Provided records ::
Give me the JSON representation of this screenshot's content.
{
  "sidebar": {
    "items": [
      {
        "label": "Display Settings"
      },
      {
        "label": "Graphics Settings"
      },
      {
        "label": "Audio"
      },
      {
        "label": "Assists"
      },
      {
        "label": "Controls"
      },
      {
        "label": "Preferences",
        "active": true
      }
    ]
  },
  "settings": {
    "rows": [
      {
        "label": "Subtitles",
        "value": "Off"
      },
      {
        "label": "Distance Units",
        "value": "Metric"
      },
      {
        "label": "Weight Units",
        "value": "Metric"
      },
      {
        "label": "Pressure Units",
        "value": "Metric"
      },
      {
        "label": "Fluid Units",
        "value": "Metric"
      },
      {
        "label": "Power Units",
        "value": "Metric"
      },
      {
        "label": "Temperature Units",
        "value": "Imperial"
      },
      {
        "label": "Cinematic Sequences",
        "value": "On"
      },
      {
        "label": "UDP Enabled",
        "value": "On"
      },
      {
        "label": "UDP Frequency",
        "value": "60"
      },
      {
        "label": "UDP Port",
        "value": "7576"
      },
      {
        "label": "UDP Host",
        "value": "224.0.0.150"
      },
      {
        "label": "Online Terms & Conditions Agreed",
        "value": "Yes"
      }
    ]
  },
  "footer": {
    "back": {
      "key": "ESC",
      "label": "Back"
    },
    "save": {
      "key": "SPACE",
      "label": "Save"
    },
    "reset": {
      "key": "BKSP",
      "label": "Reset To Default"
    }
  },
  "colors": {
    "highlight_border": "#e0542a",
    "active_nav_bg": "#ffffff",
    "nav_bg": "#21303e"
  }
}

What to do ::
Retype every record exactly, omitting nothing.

Exercise output ::
Give me the JSON representation of this screenshot's content.
{
  "sidebar": {
    "items": [
      {
        "label": "Display Settings"
      },
      {
        "label": "Graphics Settings"
      },
      {
        "label": "Audio"
      },
      {
        "label": "Assists"
      },
      {
        "label": "Controls"
      },
      {
        "label": "Preferences",
        "active": true
      }
    ]
  },
  "settings": {
    "rows": [
      {
        "label": "Subtitles",
        "value": "Off"
      },
      {
        "label": "Distance Units",
        "value": "Metric"
      },
      {
        "label": "Weight Units",
        "value": "Metric"
      },
      {
        "label": "Pressure Units",
        "value": "Metric"
      },
      {
        "label": "Fluid Units",
        "value": "Metric"
      },
      {
        "label": "Power Units",
        "value": "Metric"
      },
      {
        "label": "Temperature Units",
        "value": "Imperial"
      },
      {
        "label": "Cinematic Sequences",
        "value": "On"
      },
      {
        "label": "UDP Enabled",
        "value": "On"
      },
      {
        "label": "UDP Frequency",
        "value": "60"
      },
      {
        "label": "UDP Port",
        "value": "7576"
      },
      {
        "label": "UDP Host",
        "value": "224.0.0.150"
      },
      {
        "label": "Online Terms & Conditions Agreed",
        "value": "Yes"
      }
    ]
  },
  "footer": {
    "back": {
      "key": "ESC",
      "label": "Back"
    },
    "save": {
      "key": "SPACE",
      "label": "Save"
    },
    "reset": {
      "key": "BKSP",
      "label": "Reset To Default"
    }
  },
  "colors": {
    "highlight_border": "#e0542a",
    "active_nav_bg": "#ffffff",
    "nav_bg": "#21303e"
  }
}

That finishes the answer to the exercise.